Conclusions at the beginning
Justin Tardiff | Tuesday, April 27, 2004
My last weeks and experiences at ND could easily have been the topics of this article.
For instance I could have said: useless campus buildings are being erected at a rapid pace, the career center is my favorite group, Martin’s ovenable meals rock, hard alcohol is clearly the root of all dorm problems, tuition in 25 years at a 4.5 percent rate increase will be $114,000 a year, my kids will not go here because of the last fact and there are places other than Chicago to live after college.
However, I want to speak to you about my conclusions at the beginning of something far more important – baseball season.
2004 begins with the notions that the Cubs and Red Sox will ultimately meet in the Series. There has certainly been no other season in recent history that has started with such hope for these teams.
I am here to respect and question this notion. As a Phillies fan, I approach the season with pessimism and disbelief at every loss and each win.
Philadelphia has a love/hate affair with its teams that no city can match. Cubs’ fans supported their pathetic team during the 1900’s as did Phillies fans with one glaring difference. Cubs’ fans cheer no matter what, Phillies fans boo no matter what. Players know when they fail in Philly, they’re coddled in Chicago.
Thus, in this circular logic, I have reached my conclusion that by supporting failure, the Cubs shall fall victim to the Astros and their superior pitching. Mark Prior DL till 2005, I say. Wild card? It’s Phillies territory after falling short to Florida.
As for the Red Sox, we all know deep down that the deep pockets of the Yankees will not fall victim to the Sox.

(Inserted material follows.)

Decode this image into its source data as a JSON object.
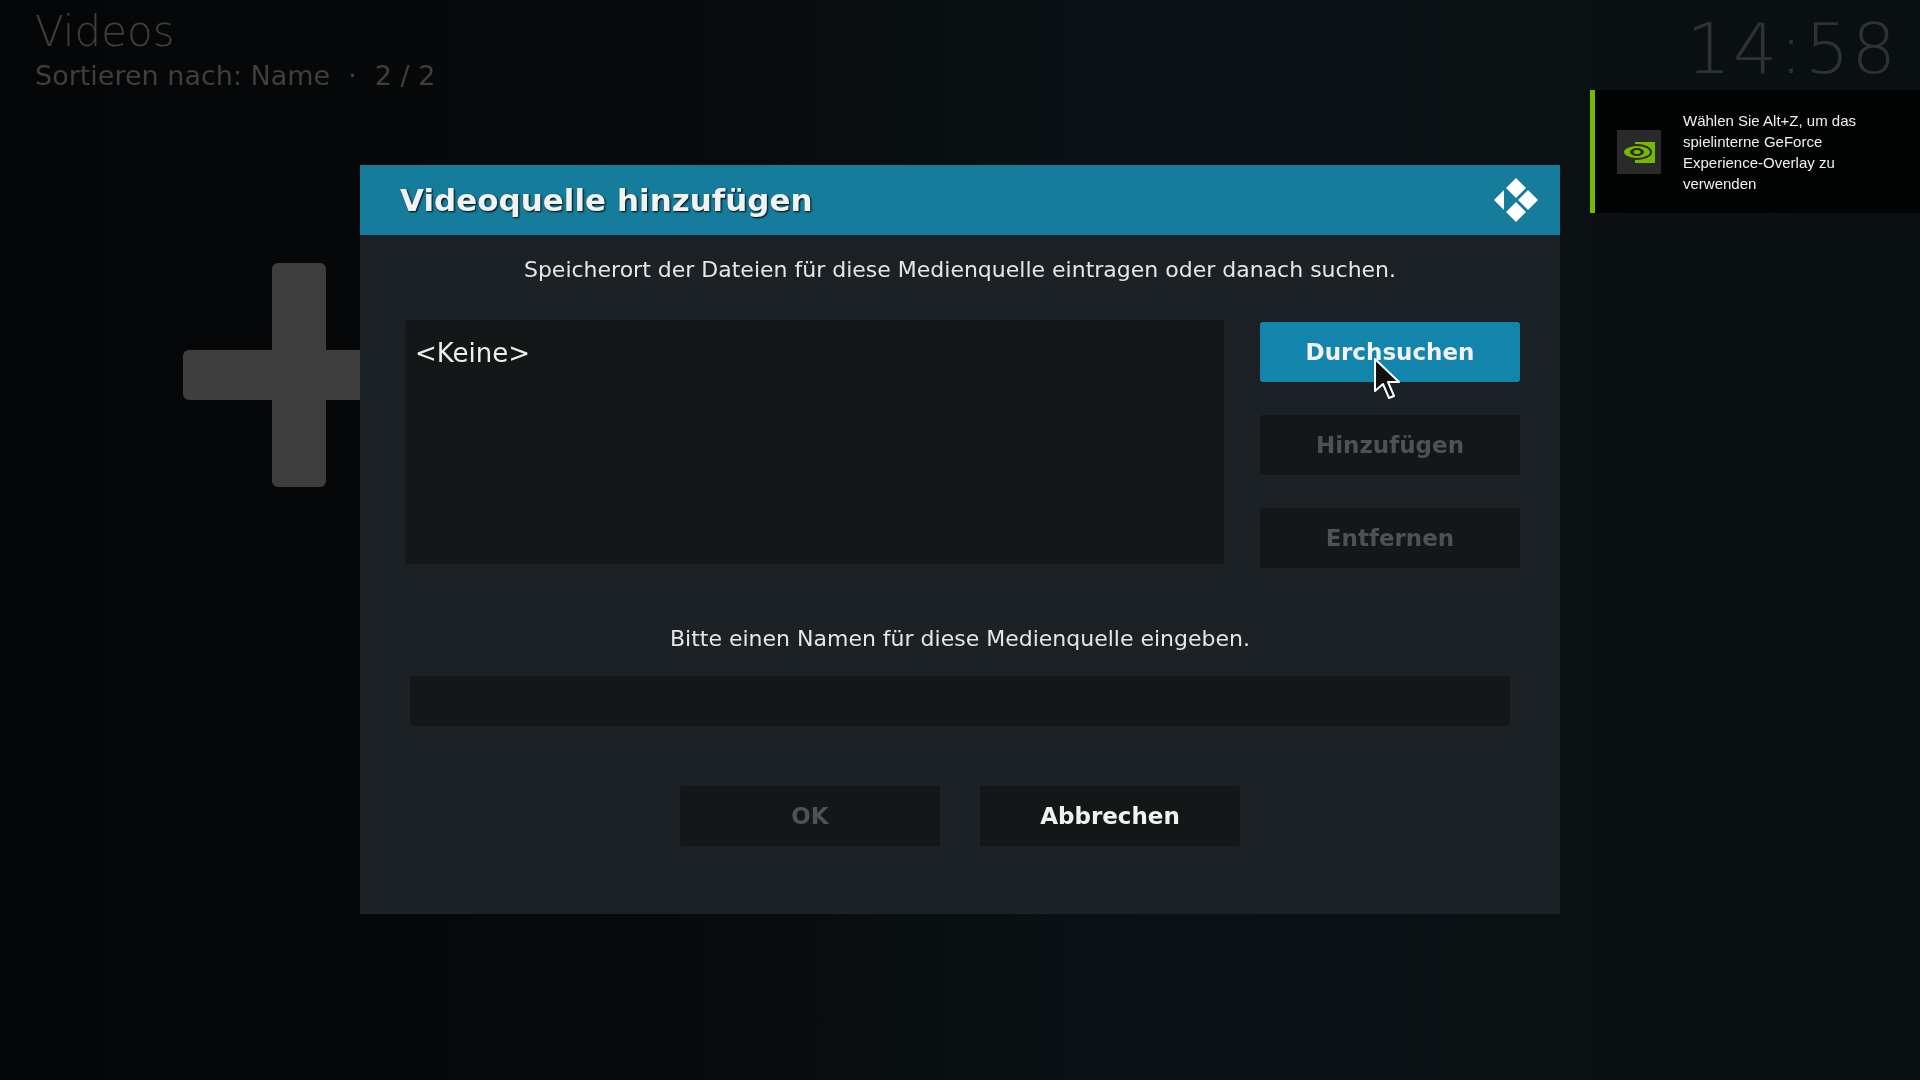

I don’t support the Yankees in any way, but I also don’t despise them. They have a $180 million payroll because Steinbrenner WANTS to win. The Royals owner has more money than George, but he chooses not to spend it.
The argument that the Yankees are ruining baseball because they spend and win is completely ignorant.
Briefly, I leave you with this. Playoffs in baseball bring the best eight teams, not the best 16 teams (The NBA has losing teams in the playoffs). Baseball is a game of strategy that requires extra years of experience that basketball and hockey (in my mind) don’t possess. That leaves football and baseball, and I pick baseball because I can.